How the Pandemic is Affecting Student Athletes’ Mental Health



The stadium lights lit at Middleton High School. The stadium has not been full since March due to the pandemic.

Maggie Tate

Last March, the COVID-19 pandemic took nearly everything away overnight, including sports. Before then, sports meant so much to so many people, and for many athletes, practicing and training was an escape. As everything was falling apart, it was not safe to play a sport or gather with a team, even when athletes needed them most. For months, many athletes had no idea when they would get a chance to play again; as sports psychologist Jacob Andrews said in an interview with KMBC, “The biggest frustration for everybody was the unknown.”

Middleton High School (MHS) and many high schools across the country have not been able to hold most sports since the pandemic started, which has had a negative impact on the mental health of athletes. A study done by NCAA found that more than a quarter of athletes reported a sense of loss at the beginning of the pandemic, and mental health concerns for student athletes rose by more than 200 percent. Only 51 percent of athletes felt like they were going to be able to keep up with online classes, and 60 percent reported a lack of motivation (according to another study specific to high school students). These studies were conducted online only six weeks after schools closed, and it is inevitable that in the nine months since then things still have not gotten much better.

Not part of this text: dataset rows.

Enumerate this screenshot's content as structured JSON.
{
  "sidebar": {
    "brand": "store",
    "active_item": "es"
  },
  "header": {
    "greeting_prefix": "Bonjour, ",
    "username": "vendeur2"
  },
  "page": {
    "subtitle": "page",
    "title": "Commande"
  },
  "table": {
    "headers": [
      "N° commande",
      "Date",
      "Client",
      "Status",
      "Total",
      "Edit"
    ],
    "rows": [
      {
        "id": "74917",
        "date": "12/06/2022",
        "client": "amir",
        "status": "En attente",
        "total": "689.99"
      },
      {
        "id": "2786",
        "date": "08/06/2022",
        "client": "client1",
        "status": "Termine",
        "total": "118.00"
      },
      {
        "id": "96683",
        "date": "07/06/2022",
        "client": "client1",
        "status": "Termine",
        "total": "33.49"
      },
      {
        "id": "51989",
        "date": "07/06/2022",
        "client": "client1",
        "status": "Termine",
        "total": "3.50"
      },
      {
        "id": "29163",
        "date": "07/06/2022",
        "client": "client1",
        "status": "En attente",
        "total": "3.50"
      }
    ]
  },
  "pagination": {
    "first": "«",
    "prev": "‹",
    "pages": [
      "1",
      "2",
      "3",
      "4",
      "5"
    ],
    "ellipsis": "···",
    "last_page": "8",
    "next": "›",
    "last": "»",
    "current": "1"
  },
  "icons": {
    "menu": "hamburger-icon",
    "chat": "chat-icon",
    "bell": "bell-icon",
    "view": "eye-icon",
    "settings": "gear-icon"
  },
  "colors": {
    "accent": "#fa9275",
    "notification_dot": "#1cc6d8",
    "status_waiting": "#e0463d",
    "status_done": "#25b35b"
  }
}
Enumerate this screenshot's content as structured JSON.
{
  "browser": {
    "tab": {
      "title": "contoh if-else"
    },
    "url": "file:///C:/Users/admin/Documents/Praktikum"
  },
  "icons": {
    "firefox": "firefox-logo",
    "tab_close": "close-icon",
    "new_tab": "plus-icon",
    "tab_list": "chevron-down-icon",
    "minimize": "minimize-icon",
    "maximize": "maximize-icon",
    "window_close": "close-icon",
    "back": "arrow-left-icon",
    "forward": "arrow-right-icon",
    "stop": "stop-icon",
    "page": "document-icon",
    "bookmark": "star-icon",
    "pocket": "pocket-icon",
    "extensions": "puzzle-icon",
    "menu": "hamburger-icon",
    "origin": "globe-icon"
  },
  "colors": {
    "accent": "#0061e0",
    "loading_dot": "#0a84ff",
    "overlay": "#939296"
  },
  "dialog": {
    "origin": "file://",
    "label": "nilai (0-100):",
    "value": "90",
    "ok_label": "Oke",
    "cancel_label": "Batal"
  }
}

Along with being an escape for some students, sports have also proven to help control the effects of mental health issues and reduce stress, as well as create a sense of connection and commitment. This means that many student athletes are experiencing increased isolation, anxiety, and depression in an already stressful time. The situation is likely even worse for high school seniors who, along with the already negative mental effects of everything being canceled, also have the worry about possibly losing opportunities their sports could have given them in the future. 

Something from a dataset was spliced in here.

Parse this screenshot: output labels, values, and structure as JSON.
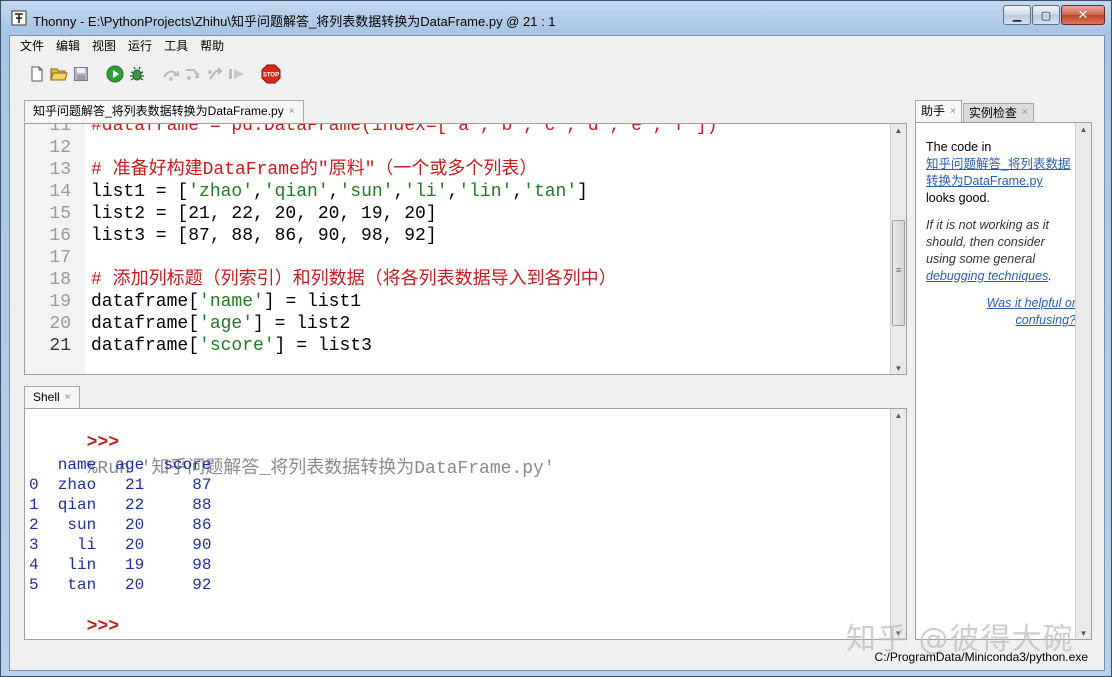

Now, more than ten months after the pandemic began, MHS has some solid plans to bring back the sports students have missed. Although it will not be the same, getting back to sports will undoubtedly be a good thing and not only because it will be the start of everything finally getting back to normal.